Children, pregnant women and the elderly should not eat alfalfa sprouts until growers find a way to reduce the risk of a deadly bacteria that infects some sprouts, the Food and Drug Administration said Monday. California health officials had urged vulnerable consumers to stop eating sprouts because of three food poisoning outbreaks in the state. Sixty consumers in California fell ill after eating tainted sprouts during the summer, officials said.

[Ed.: The Centers for Disease Control estimated that alfalfa sprouts caused 20,000 cases of salmonella poisoning among Americans in 1995.]

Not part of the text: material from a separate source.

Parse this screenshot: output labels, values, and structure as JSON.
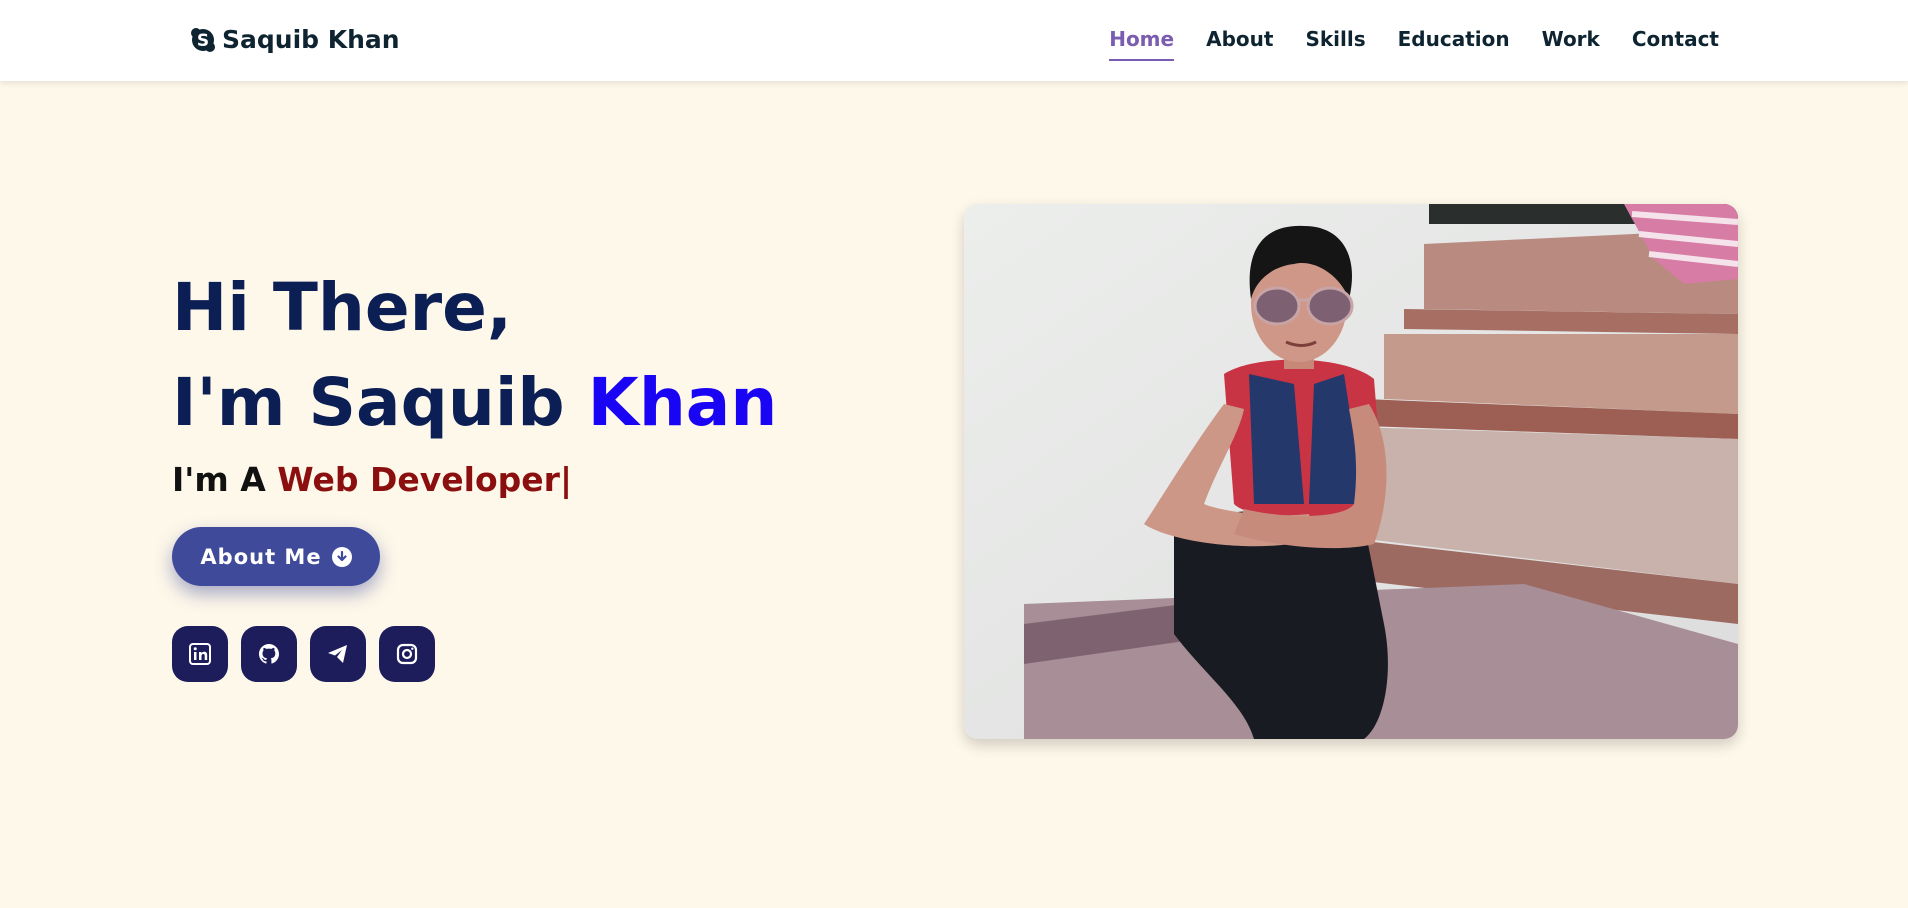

A meditation on the painful limits of social policy, from a brochure, titled "Shoot Smart Shoot Safe: Tips for safer crack injection," distributed along with clean needles to the addicts of Bridgeport, Connecticut:
Get your stuff ready:
  1. Have a cooker, water, syringe, citric or ascorbic acid, cotton, and alcohol wipes ready.
  2. Put crack and citric or ascorbic acid (about a pinch to a slab) in cooker. Add plenty of water (about 30-40 I.U.). Smash and mix well.
  3. Add cotton and draw up into syringe.
Get a vein ready:
  1. Tie off, find a good vein, and clean with an alcohol wipe.
  2. Inject; make sure you are in a vein, register, look for blood backflow in syringe.
  3. Slowly push plunger in for injection. This helps to avoid vein trauma and collapse.
  4. Withdraw needle. Apply pressure for about a minute. Use clean gauze, tissue, cloth, or whatever you have handy.
Take care of yourself:
  1. Drink plenty of fluids. Juice, water, Gatorade, whatever you can.
  2. EAT—nutrition is important.
  3. Take a vitamin. Extra vitamin C is a plus.
  4. Take care of your veins. Rotate injection sites, use an antibiotic ointment on your injection sites.
  1. Never share a syringe or cooker.
  2. Always use a new syringe with every injection.
  3. Rotate veins. Use different veins often.
  4. Always clean injection area with an alcohol wipe before injecting.
  5. Use only citric or ascorbic acid to dissolve crack. Avoid vinegar or lemon juice; these can lead to serious infections.
If speedballing:
  1. Prepare you dope as normal.
  2. Add crack, citric acid and follow steps in #2.